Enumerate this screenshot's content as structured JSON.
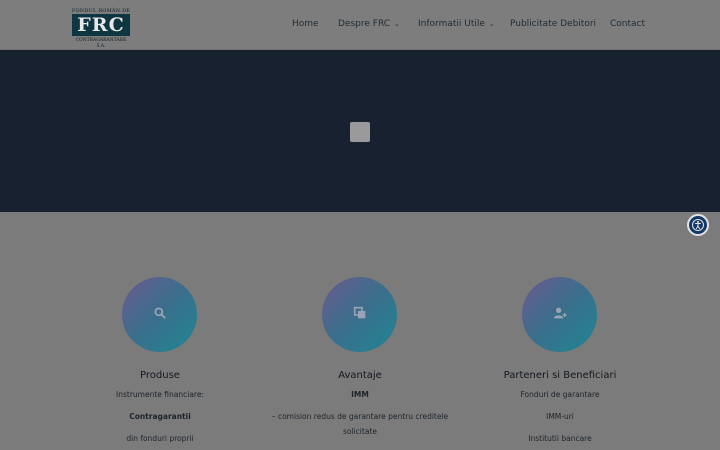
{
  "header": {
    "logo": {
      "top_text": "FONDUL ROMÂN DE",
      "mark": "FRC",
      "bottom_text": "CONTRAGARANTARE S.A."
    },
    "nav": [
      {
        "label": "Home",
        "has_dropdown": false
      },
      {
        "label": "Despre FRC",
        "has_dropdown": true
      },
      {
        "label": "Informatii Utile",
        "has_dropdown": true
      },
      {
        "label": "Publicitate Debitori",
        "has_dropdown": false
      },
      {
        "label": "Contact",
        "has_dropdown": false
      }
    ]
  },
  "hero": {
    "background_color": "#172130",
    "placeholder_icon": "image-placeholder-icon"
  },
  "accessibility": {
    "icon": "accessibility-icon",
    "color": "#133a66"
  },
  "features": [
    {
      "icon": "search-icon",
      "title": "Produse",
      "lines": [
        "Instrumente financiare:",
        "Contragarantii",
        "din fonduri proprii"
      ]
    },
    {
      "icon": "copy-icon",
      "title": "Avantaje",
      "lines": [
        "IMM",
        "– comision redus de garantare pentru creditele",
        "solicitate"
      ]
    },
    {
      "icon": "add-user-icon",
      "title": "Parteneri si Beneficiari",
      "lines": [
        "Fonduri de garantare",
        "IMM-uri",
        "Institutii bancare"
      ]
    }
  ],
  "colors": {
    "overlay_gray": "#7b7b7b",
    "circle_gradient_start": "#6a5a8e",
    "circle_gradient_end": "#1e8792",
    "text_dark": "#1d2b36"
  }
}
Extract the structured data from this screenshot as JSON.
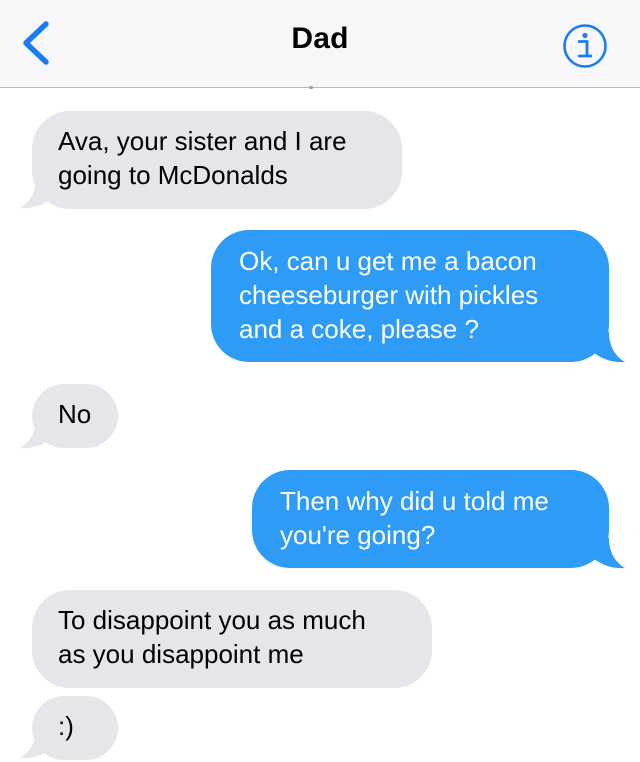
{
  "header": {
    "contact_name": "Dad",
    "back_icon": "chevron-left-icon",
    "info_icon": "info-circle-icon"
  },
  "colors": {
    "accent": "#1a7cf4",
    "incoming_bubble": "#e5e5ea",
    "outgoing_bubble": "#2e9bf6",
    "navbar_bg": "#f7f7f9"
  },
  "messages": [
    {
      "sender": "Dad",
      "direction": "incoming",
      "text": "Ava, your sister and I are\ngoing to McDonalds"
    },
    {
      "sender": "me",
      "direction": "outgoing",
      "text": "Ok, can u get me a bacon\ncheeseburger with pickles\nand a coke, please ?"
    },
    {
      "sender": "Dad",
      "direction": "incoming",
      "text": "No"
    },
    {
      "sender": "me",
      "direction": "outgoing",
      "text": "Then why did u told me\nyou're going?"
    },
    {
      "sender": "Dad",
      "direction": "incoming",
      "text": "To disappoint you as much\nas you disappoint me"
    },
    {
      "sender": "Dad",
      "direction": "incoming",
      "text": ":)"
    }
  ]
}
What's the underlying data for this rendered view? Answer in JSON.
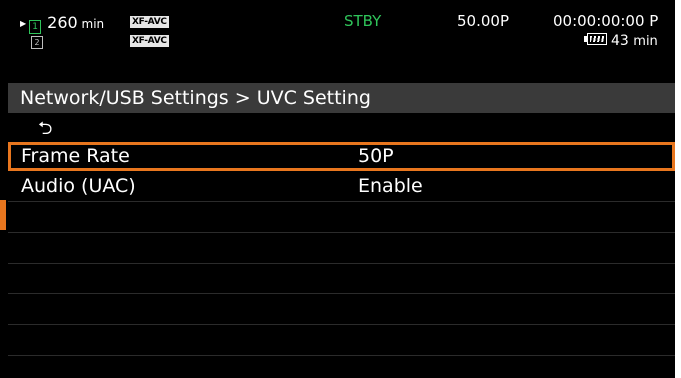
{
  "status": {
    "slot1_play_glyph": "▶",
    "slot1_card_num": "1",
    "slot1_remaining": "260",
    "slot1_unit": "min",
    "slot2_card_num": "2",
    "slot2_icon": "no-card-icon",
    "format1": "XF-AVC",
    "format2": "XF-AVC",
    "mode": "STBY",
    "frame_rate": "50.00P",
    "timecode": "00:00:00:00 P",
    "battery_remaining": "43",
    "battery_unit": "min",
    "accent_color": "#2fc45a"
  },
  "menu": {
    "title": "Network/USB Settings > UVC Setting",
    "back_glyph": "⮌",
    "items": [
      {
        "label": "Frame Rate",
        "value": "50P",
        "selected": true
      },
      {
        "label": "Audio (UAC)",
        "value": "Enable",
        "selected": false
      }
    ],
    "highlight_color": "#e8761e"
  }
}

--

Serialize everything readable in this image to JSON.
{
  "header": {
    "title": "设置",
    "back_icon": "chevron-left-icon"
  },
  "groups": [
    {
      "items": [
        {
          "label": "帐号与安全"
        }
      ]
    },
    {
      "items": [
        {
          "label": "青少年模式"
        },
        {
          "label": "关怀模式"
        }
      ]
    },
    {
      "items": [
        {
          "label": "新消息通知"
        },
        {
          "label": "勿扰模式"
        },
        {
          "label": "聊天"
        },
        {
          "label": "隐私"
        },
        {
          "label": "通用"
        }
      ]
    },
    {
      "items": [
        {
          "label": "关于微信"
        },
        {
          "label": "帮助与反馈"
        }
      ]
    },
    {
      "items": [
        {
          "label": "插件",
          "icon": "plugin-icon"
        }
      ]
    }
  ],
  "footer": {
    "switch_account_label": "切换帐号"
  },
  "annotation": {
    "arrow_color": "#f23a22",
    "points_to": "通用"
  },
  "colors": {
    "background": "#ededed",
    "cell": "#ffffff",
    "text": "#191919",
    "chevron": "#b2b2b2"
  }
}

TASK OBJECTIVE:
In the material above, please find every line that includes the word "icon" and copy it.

ANSWER SECTION:
    "placeholder_icon": "image-placeholder-icon"
    "icon": "accessibility-icon",
      "icon": "search-icon",
      "icon": "copy-icon",
      "icon": "add-user-icon",
    "back_icon": "chevron-left-icon",
    "info_icon": "info-circle-icon"
    "slot2_icon": "no-card-icon",
    "back_icon": "chevron-left-icon"
          "icon": "plugin-icon"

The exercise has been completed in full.